Have you ever asked yourself where tea originated? The tale is that Shen Nung, the Chinese emperor, in around 2800 B.C., first drank tea when tea leaves fell into the boiling water that his servants were preparing for him. Is this true or not, who knows? Who really cares? Tea is awesome! Here are five key benefits of tea.
Promotes Heart Health
Tea contains antioxidants, promoting heart health. Research shows that drinking tea may markedly decrease the risk of heart disease, heart attack, and blood clots. Tea soothes the tissue in the arteries because of its anti-inflammatory properties, which promotes optimal blood flow and prevent blood clots: Research shows that high blood pressure may also be decreased.
Reduces Caffeine Intake
Small amounts of caffeine can produce energy that lasts longer and works at a more fixed level than the jolt that comes from coffee. Green tea contains caffeine in these small amounts. It also contains L-theanine, an amino acid, which slows down the rate at which caffeine is absorbed. This amino acid increases alpha waves in the brain so you can focus and relax.
Fosters Weight Loss
Green tea is full of flavonoids and has small amounts of caffeine.
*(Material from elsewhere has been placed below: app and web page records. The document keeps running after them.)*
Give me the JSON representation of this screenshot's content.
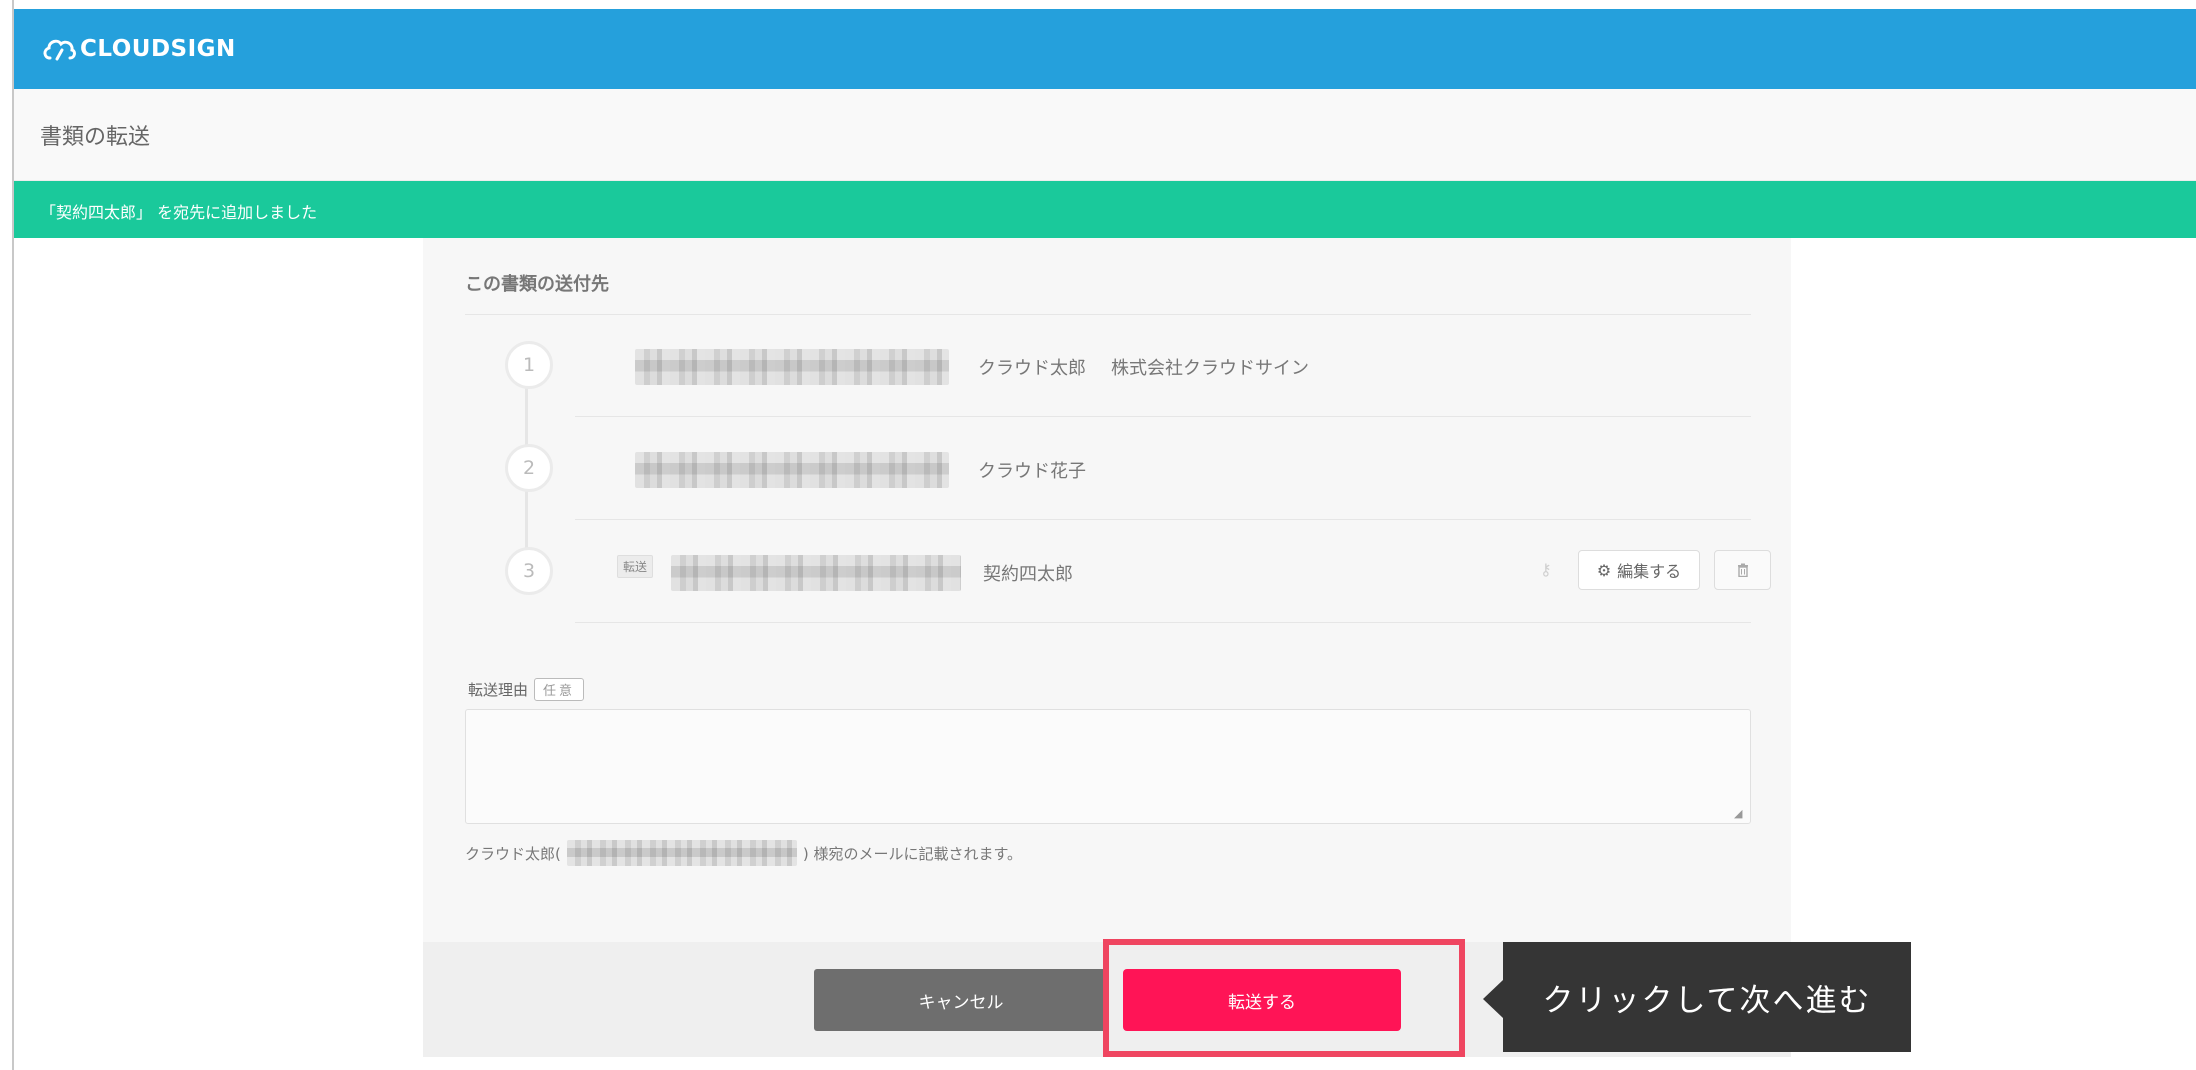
{
  "header": {
    "logo_text": "CLOUDSIGN",
    "brand_color": "#25a0dc"
  },
  "page": {
    "title": "書類の転送"
  },
  "notice": {
    "text": "「契約四太郎」 を宛先に追加しました",
    "color": "#1ac99b"
  },
  "recipients": {
    "title": "この書類の送付先",
    "items": [
      {
        "number": "1",
        "name": "クラウド太郎",
        "company": "株式会社クラウドサイン"
      },
      {
        "number": "2",
        "name": "クラウド花子",
        "company": ""
      },
      {
        "number": "3",
        "tag": "転送",
        "name": "契約四太郎",
        "company": "",
        "edit_label": "編集する"
      }
    ]
  },
  "reason": {
    "label": "転送理由",
    "optional": "任意",
    "value": "",
    "help_prefix": "クラウド太郎(",
    "help_suffix": ") 様宛のメールに記載されます。"
  },
  "actions": {
    "cancel_label": "キャンセル",
    "submit_label": "転送する",
    "submit_color": "#ff1456",
    "cancel_color": "#6e6e6e"
  },
  "tooltip": {
    "text": "クリックして次へ進む"
  }
}
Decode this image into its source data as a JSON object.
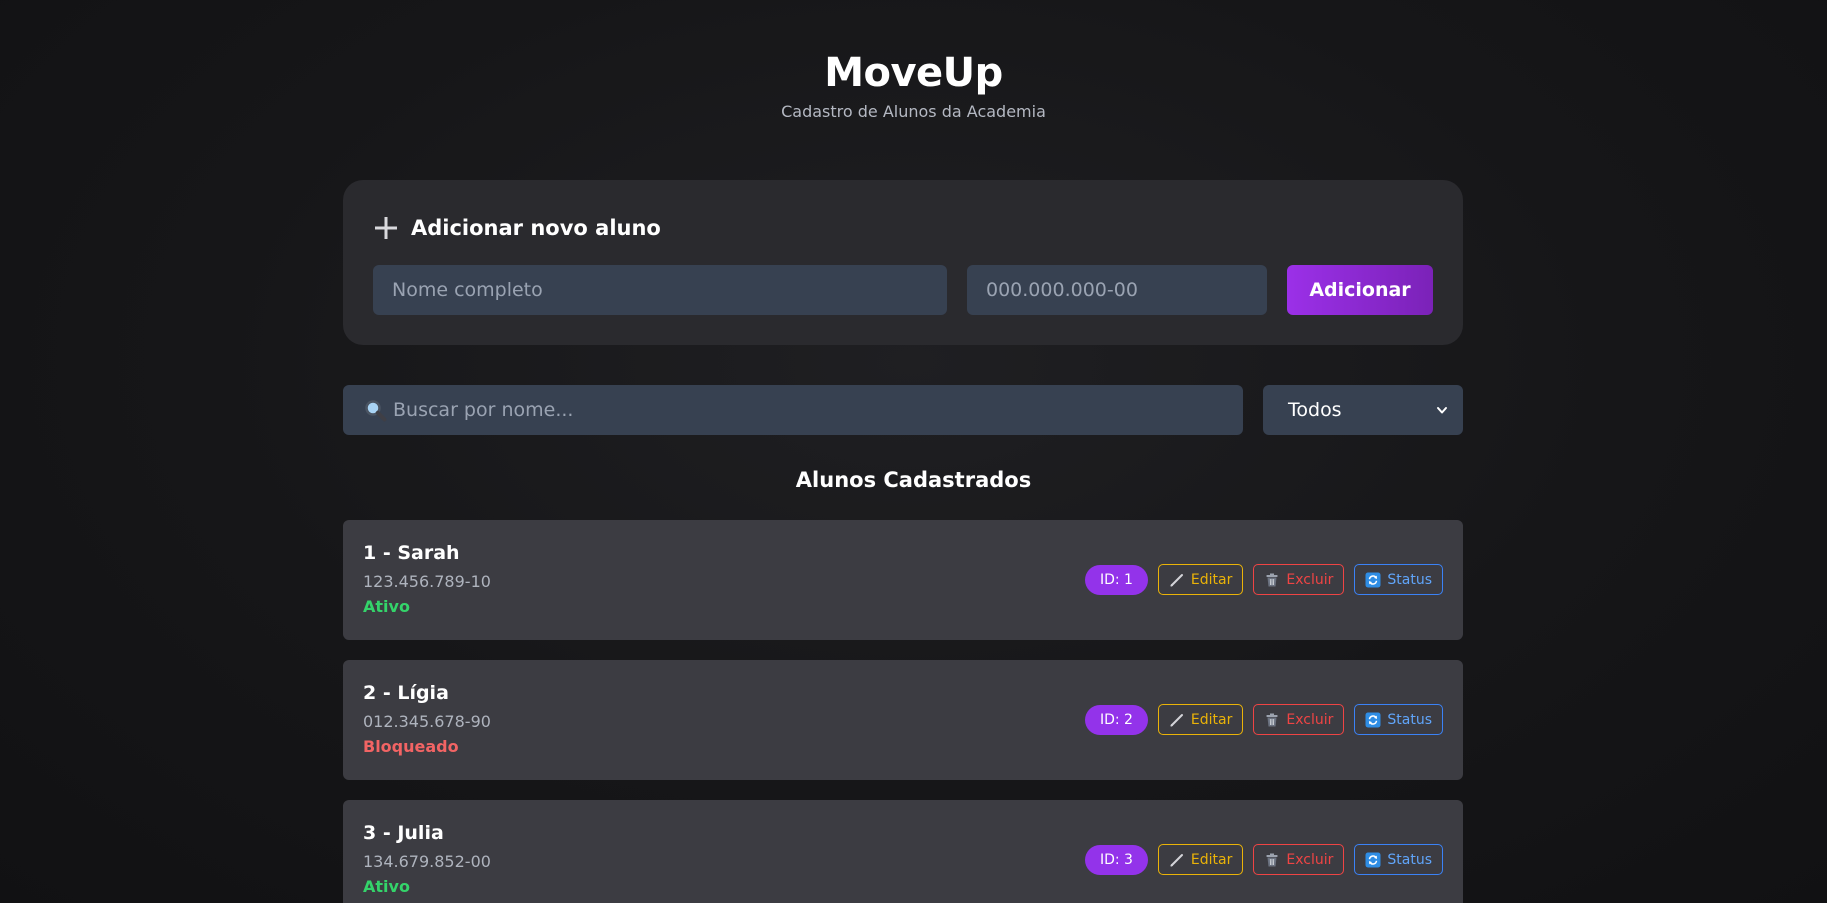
{
  "header": {
    "title": "MoveUp",
    "subtitle": "Cadastro de Alunos da Academia"
  },
  "add_form": {
    "heading": "Adicionar novo aluno",
    "name_placeholder": "Nome completo",
    "cpf_placeholder": "000.000.000-00",
    "submit_label": "Adicionar"
  },
  "search": {
    "placeholder": "Buscar por nome..."
  },
  "filter": {
    "selected": "Todos"
  },
  "list": {
    "title": "Alunos Cadastrados",
    "students": [
      {
        "name": "1 - Sarah",
        "cpf": "123.456.789-10",
        "status": "Ativo",
        "id_label": "ID: 1"
      },
      {
        "name": "2 - Lígia",
        "cpf": "012.345.678-90",
        "status": "Bloqueado",
        "id_label": "ID: 2"
      },
      {
        "name": "3 - Julia",
        "cpf": "134.679.852-00",
        "status": "Ativo",
        "id_label": "ID: 3"
      }
    ],
    "actions": {
      "edit_label": "Editar",
      "delete_label": "Excluir",
      "status_label": "Status"
    }
  },
  "colors": {
    "accent": "#9333ea",
    "status_active": "#34d36a",
    "status_blocked": "#f26464",
    "edit": "#eab308",
    "delete": "#ef4444",
    "status_button": "#3b82f6"
  },
  "icons": {
    "add": "plus-icon",
    "search": "search-icon",
    "filter": "chevron-down-icon",
    "edit": "pencil-icon",
    "delete": "trash-icon",
    "status": "refresh-icon"
  }
}
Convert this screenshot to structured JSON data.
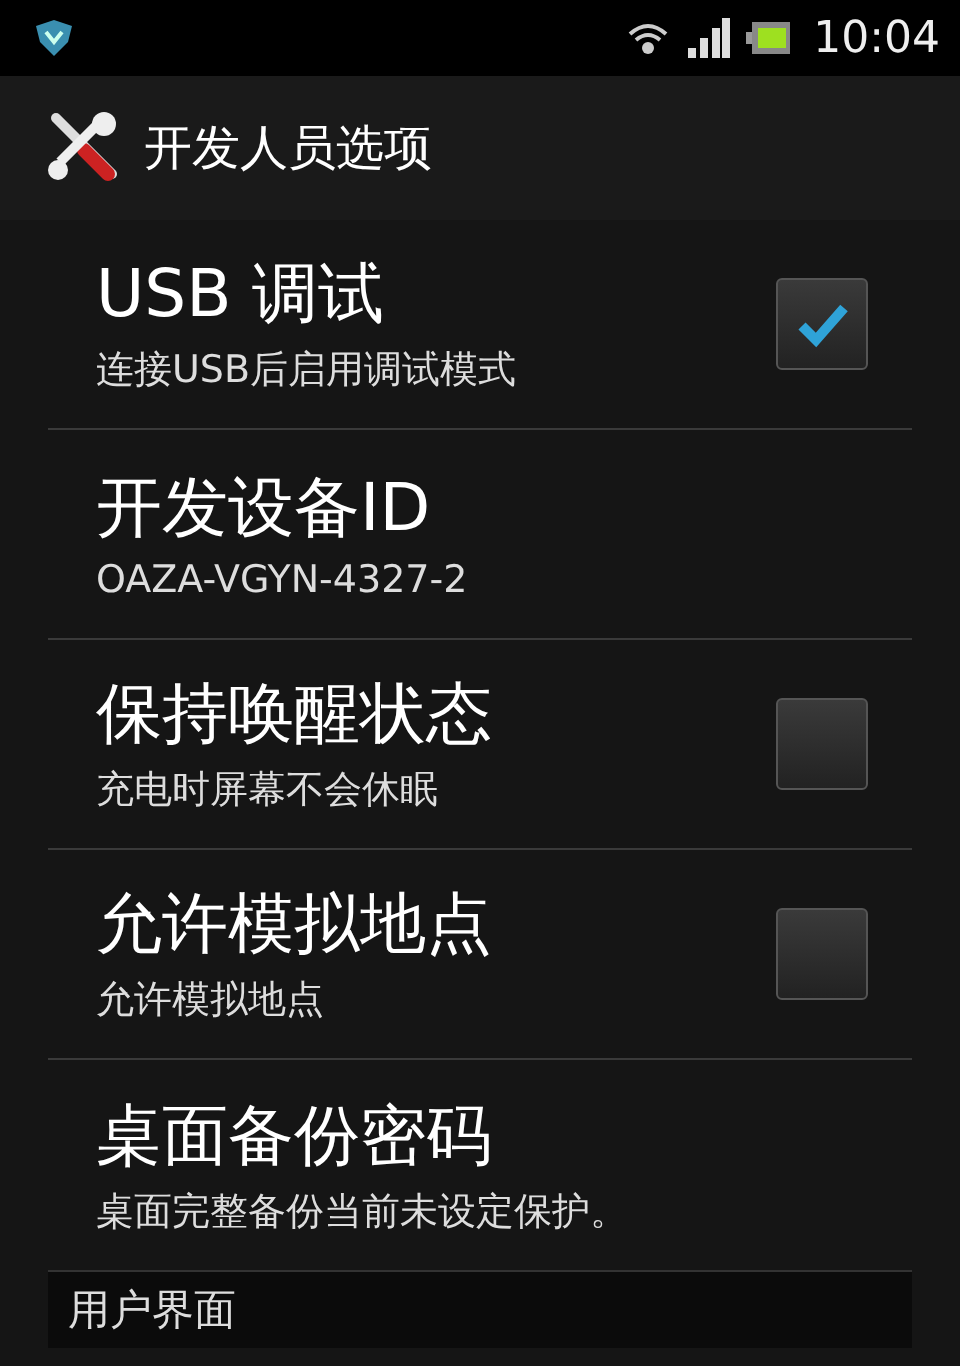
{
  "status_bar": {
    "time": "10:04"
  },
  "header": {
    "title": "开发人员选项"
  },
  "items": [
    {
      "kind": "checkbox",
      "title": "USB 调试",
      "summary": "连接USB后启用调试模式",
      "checked": true
    },
    {
      "kind": "text",
      "title": "开发设备ID",
      "summary": "OAZA-VGYN-4327-2"
    },
    {
      "kind": "checkbox",
      "title": "保持唤醒状态",
      "summary": "充电时屏幕不会休眠",
      "checked": false
    },
    {
      "kind": "checkbox",
      "title": "允许模拟地点",
      "summary": "允许模拟地点",
      "checked": false
    },
    {
      "kind": "text",
      "title": "桌面备份密码",
      "summary": "桌面完整备份当前未设定保护。"
    }
  ],
  "section": {
    "title": "用户界面"
  }
}
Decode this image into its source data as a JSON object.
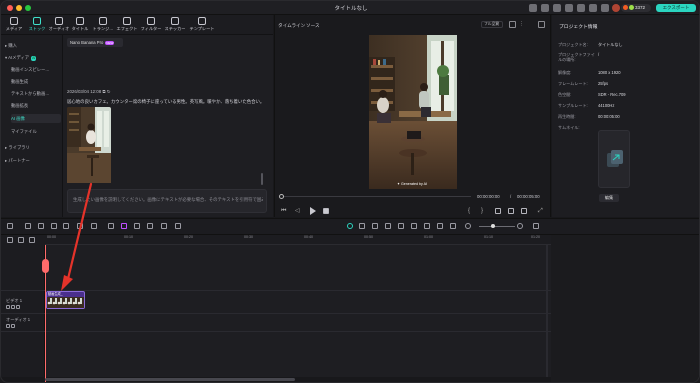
{
  "app": {
    "title": "タイトルなし"
  },
  "titlebar": {
    "credits": "3372",
    "export_label": "エクスポート"
  },
  "toolbar": {
    "items": [
      {
        "label": "メディア",
        "icon": "media-icon"
      },
      {
        "label": "ストック",
        "icon": "stock-icon"
      },
      {
        "label": "オーディオ",
        "icon": "music-note-icon"
      },
      {
        "label": "タイトル",
        "icon": "title-t-icon"
      },
      {
        "label": "トランジ…",
        "icon": "transition-icon"
      },
      {
        "label": "エフェクト",
        "icon": "effects-icon"
      },
      {
        "label": "フィルター",
        "icon": "filter-icon"
      },
      {
        "label": "ステッカー",
        "icon": "sticker-icon"
      },
      {
        "label": "テンプレート",
        "icon": "template-icon"
      }
    ]
  },
  "sidebar": {
    "items": [
      {
        "label": "▸ 購入"
      },
      {
        "label": "▾ AIメディア",
        "badge": "AI"
      },
      {
        "label": "動画インスピレー…"
      },
      {
        "label": "動画生成"
      },
      {
        "label": "テキストから動画…"
      },
      {
        "label": "動画拡長"
      },
      {
        "label": "AI 画像"
      },
      {
        "label": "マイファイル"
      },
      {
        "label": "▸ ライブラリ"
      },
      {
        "label": "▸ パートナー"
      }
    ]
  },
  "gen_pane": {
    "model_label": "Nano Banana Pro",
    "model_tag": "NEW",
    "timestamp": "2026/03/04 12:08",
    "prompt": "居心地の良いカフェ。カウンター席の椅子に座っている男性。英写風。暖やか、落ち着いた色合い。",
    "input_placeholder": "生成したい画像を説明してください。画像にテキストが必要な場合、そのテキストを引用符で囲み"
  },
  "preview": {
    "tabs": [
      "タイムライン",
      "ソース"
    ],
    "fit_label": "フル品質",
    "badge": "Generated by AI",
    "current_time": "00:00:00:00",
    "total_time": "00:00:05:00"
  },
  "properties": {
    "heading": "プロジェクト情報",
    "rows": [
      {
        "k": "プロジェクト名:",
        "v": "タイトルなし"
      },
      {
        "k": "プロジェクトファイルの場所:",
        "v": "/"
      },
      {
        "k": "解像度:",
        "v": "1080 x 1920"
      },
      {
        "k": "フレームレート:",
        "v": "25fps"
      },
      {
        "k": "色空間:",
        "v": "SDR - Rec.709"
      },
      {
        "k": "サンプルレート:",
        "v": "44100Hz"
      },
      {
        "k": "再生時間:",
        "v": "00:00:05:00"
      },
      {
        "k": "サムネイル:",
        "v": ""
      }
    ],
    "edit_label": "編集"
  },
  "timeline": {
    "ruler_ticks": [
      "00:00",
      "00:10",
      "00:20",
      "00:30",
      "00:40",
      "00:50",
      "01:00",
      "01:10",
      "01:20"
    ],
    "tracks": [
      {
        "label": "ビデオ 1"
      },
      {
        "label": "オーディオ 1"
      }
    ],
    "clip_label": "動画生成_"
  },
  "colors": {
    "accent": "#2bd5c0",
    "playhead": "#ff6b6b",
    "clip": "#4a2f8c",
    "annotation_arrow": "#e5332a"
  }
}
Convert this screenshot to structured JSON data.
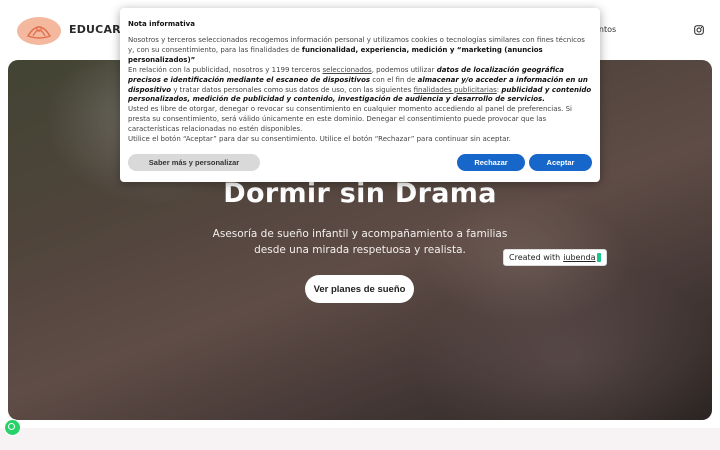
{
  "header": {
    "brand_text": "EDUCAR SI",
    "nav_partial": "entos",
    "logo_icon": "lotus-logo",
    "social_icon": "instagram-icon"
  },
  "hero": {
    "title": "Dormir sin Drama",
    "subtitle": "Asesoría de sueño infantil y acompañamiento a familias desde una mirada respetuosa y realista.",
    "button_label": "Ver planes de sueño"
  },
  "iubenda_badge": {
    "prefix": "Created with",
    "link": "iubenda"
  },
  "cookie_dialog": {
    "title": "Nota informativa",
    "p1_a": "Nosotros y terceros seleccionados recogemos información personal y utilizamos cookies o tecnologías similares con fines técnicos y, con su consentimiento, para las finalidades de ",
    "p1_b": "funcionalidad, experiencia, medición y “marketing (anuncios personalizados)”",
    "p2_a": "En relación con la publicidad, nosotros y 1199 terceros ",
    "p2_link": "seleccionados",
    "p2_b": ", podemos utilizar ",
    "p2_c": "datos de localización geográfica precisos e identificación mediante el escaneo de dispositivos",
    "p2_d": " con el fin de ",
    "p2_e": "almacenar y/o acceder a información en un dispositivo",
    "p2_f": " y tratar datos personales como sus datos de uso, con las siguientes ",
    "p2_link2": "finalidades publicitarias",
    "p2_g": ": ",
    "p2_h": "publicidad y contenido personalizados, medición de publicidad y contenido, investigación de audiencia y desarrollo de servicios.",
    "p3": "Usted es libre de otorgar, denegar o revocar su consentimiento en cualquier momento accediendo al panel de preferencias. Si presta su consentimiento, será válido únicamente en este dominio. Denegar el consentimiento puede provocar que las características relacionadas no estén disponibles.",
    "p4": "Utilice el botón “Aceptar” para dar su consentimiento. Utilice el botón “Rechazar” para continuar sin aceptar.",
    "btn_more": "Saber más y personalizar",
    "btn_reject": "Rechazar",
    "btn_accept": "Aceptar",
    "accent_color": "#1667c9"
  },
  "whatsapp_icon": "whatsapp-icon"
}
This combination may accelerate weight loss by elevating metabolism and fat oxidation. Matcha green tea is a great choice with a higher content of nutrients and antioxidants. Some claim that the reason why is the whole plant is processed and consumed, while others use only the leaves.
Improves Mental Health
The antioxidants contained in tea eliminate free radicals, which can damage healthy cells, and they can also help battle depression. A regular teatime has been linked to benefits for memory and attention, as well as depression and anxiety. Diseases of the brain may even be prevented by drinking green tea.
Herbal teas, such as ginger tea, are often used for digestive problems. Ginger tea and peppermint tea are both great for soothing the stomach. Tannins in tea can calm irritable bowel syndrome and stomach cramps. It’s best to always boil water, then take it off for a few minutes before you put your tea in to steep. Boiling your tea harms the valuable chemical in tea, called catechin, which provides these digestive benefits.
From China to Japan, then to the Netherlands, then England, and finally, of course, to America, tea found its way. We drink it in the morning. We have afternoon tea with the ladies. We have a cup of tea when we get that precious moment of alone time in the quiet. Tea is not just a beverage that promotes happiness and wellness; it’s an event.